Aug 20, 2009 Lesson Planning 4450 Views
By asking a mentor, you are likely to learn ideas and tips that may be helpful to you in future lesson planning.
After a difficult week with a particular class that I am still having trouble with from the beginning of the school year, I decided on a plan to help me reevaluate my work, mainly my lesson plan. After twelve years of teaching, I still ask my colleagues at work what other ideas or ways they might suggest for teaching a particular class. Another objective set of eyes can be really helpful especially when you are really unsure about what to do with a particular class.
Below are seven questions about lesson preparation that I wrote for an action research project back in my undergraduate days of teaching. I decided to review them again. It was actually quite refreshing. Start by answering them yourself, in writing. If you are a trainee with limited experience, then note how you hope to prepare lessons yourself, or how you have done so in teaching practice.
How long before a specific lesson do you prepare it?
Do you write down lesson notes to guide you or do you rely on a lesson format provided by another teacher, the textbook, or a teacher's Guide?
If so, are these notes brief (a single page or less) or long (more than one page)? What do they consist of?
Do you note down your objectives?
Do you actually look at your notes during the lesson? If so - rarely? Occasionally? Frequently?
What do you do with your lesson notes after the lesson?
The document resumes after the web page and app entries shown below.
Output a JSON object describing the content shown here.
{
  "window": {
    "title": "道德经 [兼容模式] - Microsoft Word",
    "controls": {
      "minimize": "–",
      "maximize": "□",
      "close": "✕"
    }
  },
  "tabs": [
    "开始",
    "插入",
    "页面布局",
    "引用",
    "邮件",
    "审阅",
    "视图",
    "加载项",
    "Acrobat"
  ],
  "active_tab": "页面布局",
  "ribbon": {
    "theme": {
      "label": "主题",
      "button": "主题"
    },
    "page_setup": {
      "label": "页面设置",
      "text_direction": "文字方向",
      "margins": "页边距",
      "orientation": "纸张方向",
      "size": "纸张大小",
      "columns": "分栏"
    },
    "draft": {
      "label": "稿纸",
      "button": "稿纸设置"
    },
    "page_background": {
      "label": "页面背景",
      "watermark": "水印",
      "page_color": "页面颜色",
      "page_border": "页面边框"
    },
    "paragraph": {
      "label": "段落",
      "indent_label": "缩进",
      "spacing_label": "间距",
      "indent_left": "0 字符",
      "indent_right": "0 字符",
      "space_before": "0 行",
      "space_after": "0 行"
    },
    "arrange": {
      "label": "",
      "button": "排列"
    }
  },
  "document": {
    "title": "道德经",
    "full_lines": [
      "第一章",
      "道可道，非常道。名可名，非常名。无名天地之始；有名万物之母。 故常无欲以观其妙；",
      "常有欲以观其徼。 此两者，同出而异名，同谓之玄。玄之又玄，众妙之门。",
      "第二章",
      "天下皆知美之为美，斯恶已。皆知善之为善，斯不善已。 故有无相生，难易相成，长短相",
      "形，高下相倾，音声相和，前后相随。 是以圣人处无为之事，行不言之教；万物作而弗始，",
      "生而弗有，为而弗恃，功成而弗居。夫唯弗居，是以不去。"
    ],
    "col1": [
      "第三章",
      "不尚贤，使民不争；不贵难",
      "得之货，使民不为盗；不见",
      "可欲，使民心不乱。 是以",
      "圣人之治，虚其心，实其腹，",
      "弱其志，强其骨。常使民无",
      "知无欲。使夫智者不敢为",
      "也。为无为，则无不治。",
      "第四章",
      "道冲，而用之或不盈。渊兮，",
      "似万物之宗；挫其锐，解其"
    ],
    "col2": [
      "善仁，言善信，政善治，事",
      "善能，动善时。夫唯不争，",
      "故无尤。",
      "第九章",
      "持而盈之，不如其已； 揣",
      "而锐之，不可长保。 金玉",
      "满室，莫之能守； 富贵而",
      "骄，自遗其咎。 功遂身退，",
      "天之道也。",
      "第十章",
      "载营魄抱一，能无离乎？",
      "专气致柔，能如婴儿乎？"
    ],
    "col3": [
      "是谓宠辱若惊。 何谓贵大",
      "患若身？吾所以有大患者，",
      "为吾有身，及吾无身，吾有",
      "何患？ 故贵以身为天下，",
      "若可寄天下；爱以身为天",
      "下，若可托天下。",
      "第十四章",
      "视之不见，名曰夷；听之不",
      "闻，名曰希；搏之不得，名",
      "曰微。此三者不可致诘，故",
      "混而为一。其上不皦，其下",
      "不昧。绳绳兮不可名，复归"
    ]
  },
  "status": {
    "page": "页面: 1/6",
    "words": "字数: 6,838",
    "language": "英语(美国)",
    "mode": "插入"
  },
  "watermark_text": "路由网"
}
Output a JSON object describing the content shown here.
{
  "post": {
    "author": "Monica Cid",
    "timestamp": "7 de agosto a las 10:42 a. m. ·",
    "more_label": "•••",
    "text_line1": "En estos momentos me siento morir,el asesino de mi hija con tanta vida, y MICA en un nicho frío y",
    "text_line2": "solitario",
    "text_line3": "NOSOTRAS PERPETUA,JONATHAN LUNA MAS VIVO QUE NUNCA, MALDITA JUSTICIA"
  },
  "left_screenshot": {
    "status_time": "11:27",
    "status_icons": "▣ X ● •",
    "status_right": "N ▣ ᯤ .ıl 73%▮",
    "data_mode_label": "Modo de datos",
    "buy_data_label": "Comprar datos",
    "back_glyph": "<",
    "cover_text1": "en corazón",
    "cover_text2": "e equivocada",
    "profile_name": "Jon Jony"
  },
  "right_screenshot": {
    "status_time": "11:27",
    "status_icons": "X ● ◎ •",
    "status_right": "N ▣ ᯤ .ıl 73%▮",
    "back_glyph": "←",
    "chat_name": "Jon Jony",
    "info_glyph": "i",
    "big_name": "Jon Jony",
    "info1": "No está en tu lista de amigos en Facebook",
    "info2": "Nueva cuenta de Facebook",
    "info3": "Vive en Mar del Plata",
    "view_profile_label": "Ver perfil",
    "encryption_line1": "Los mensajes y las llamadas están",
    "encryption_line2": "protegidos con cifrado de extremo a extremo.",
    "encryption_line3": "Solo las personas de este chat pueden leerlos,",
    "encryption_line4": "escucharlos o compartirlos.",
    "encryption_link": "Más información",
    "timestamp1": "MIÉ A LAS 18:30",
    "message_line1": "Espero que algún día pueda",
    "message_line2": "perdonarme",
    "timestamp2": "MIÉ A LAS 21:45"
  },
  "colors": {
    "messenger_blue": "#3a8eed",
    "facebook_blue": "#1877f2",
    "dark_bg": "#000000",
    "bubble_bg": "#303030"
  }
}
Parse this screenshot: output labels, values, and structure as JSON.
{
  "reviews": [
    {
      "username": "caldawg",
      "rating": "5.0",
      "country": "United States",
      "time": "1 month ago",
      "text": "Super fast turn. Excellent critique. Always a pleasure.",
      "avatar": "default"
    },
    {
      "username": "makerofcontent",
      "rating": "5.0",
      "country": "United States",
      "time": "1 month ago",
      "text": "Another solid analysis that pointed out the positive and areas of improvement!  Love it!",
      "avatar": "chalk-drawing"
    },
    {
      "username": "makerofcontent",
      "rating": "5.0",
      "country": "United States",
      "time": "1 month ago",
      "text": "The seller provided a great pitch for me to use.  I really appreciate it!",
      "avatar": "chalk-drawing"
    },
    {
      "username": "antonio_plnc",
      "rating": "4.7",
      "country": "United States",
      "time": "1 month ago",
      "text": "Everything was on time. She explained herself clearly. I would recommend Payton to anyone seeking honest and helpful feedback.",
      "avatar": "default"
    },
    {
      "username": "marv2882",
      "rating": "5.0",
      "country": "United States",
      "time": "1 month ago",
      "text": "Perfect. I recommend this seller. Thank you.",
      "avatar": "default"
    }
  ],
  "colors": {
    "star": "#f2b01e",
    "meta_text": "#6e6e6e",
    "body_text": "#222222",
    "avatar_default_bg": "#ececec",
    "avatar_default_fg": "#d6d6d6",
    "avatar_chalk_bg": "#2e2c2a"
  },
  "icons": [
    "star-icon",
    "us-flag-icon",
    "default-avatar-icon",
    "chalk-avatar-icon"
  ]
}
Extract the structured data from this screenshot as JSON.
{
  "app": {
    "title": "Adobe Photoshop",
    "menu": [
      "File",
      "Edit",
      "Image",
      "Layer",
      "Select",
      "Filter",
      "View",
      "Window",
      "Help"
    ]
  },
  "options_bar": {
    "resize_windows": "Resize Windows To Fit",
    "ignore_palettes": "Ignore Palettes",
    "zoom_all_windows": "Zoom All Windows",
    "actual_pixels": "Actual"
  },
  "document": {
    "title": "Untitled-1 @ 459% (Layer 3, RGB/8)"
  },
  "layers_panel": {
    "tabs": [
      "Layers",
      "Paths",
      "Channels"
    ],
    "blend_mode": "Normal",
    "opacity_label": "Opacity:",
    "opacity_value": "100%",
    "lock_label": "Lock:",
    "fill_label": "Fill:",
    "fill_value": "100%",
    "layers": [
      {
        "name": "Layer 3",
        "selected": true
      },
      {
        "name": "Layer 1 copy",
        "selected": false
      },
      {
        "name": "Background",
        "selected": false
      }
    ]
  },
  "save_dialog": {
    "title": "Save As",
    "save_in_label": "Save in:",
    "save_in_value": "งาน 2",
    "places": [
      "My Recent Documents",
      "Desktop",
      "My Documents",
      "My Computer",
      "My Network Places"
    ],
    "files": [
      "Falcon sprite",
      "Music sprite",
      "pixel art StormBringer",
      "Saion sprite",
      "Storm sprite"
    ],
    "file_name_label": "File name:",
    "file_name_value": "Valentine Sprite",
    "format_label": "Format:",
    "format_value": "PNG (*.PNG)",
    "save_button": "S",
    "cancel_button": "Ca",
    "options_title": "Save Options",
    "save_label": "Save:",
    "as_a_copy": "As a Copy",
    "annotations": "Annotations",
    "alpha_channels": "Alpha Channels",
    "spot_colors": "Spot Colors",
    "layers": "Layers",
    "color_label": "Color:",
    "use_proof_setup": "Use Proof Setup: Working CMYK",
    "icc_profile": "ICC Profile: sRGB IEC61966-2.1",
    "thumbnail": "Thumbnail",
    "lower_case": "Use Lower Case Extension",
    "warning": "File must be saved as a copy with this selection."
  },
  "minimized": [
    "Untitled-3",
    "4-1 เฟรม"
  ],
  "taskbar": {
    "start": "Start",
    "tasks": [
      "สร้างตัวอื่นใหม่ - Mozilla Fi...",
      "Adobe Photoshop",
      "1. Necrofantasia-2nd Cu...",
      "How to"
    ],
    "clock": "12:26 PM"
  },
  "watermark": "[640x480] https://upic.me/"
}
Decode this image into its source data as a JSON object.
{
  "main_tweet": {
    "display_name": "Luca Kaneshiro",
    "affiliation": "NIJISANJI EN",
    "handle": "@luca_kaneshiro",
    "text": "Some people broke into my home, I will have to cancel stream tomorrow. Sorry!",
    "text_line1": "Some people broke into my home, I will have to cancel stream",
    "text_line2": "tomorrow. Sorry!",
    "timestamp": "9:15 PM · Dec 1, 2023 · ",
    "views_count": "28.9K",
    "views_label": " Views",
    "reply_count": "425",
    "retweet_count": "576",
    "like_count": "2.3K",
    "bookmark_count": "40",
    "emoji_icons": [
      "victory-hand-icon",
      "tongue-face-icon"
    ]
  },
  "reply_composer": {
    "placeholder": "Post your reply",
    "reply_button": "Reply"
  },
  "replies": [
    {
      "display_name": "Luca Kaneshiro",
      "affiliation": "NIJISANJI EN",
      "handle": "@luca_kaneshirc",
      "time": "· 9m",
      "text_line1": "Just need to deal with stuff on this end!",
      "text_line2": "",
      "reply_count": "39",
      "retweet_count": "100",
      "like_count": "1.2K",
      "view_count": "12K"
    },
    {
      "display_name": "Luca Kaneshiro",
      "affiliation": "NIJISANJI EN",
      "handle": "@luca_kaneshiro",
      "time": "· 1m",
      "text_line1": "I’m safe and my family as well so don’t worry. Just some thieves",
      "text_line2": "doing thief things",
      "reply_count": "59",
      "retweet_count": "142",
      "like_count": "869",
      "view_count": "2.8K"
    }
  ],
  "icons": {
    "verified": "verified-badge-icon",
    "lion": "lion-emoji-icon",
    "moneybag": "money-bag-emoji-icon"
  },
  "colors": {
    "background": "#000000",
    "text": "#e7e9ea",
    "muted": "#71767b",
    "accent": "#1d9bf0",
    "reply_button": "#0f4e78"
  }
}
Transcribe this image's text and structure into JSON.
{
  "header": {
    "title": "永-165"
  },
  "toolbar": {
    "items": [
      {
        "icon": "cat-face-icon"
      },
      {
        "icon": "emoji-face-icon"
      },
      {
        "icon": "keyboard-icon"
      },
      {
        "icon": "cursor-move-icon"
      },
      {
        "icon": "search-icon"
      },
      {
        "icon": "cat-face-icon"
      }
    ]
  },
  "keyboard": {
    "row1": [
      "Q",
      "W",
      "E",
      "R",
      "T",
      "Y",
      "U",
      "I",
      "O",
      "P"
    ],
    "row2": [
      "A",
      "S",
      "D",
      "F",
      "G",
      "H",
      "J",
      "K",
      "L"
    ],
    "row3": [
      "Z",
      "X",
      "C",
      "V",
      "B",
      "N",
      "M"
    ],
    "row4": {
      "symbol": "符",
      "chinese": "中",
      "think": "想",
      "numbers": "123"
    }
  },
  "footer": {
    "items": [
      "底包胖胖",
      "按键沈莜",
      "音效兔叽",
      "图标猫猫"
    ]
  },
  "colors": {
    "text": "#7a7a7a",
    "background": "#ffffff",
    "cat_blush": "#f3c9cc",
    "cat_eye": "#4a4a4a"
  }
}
For those who would like to interview at least two other teachers who are experienced and (as far as you can tell) conscientious and competent professionals, make sure you ask them the same questions. Stress that what you want to know is what they actually do in daily practice, not what they think they out to do! Note their answers on a separate piece of paper.
Can you make any generalizations, or does lesson preparation seem to be entirely idiosyncratic?
Think about or discuss the evidence you have gathered from your interviews and your own observations. Try to assess critically its relevance and usefulness for your own practice.
Finally, revert to the answers you wrote yourself at the beginning of this process, and add notes below each one, recording ideas you have learned from this inquiry that may be helpful to you in future lesson planning.
To receive your free eBook, "Taking Charge in the Classroom" and your free weekly ezine containing tips, news and other information for new teachers, visit the New Teacher Resource Center at http://www.newteachersignup.com.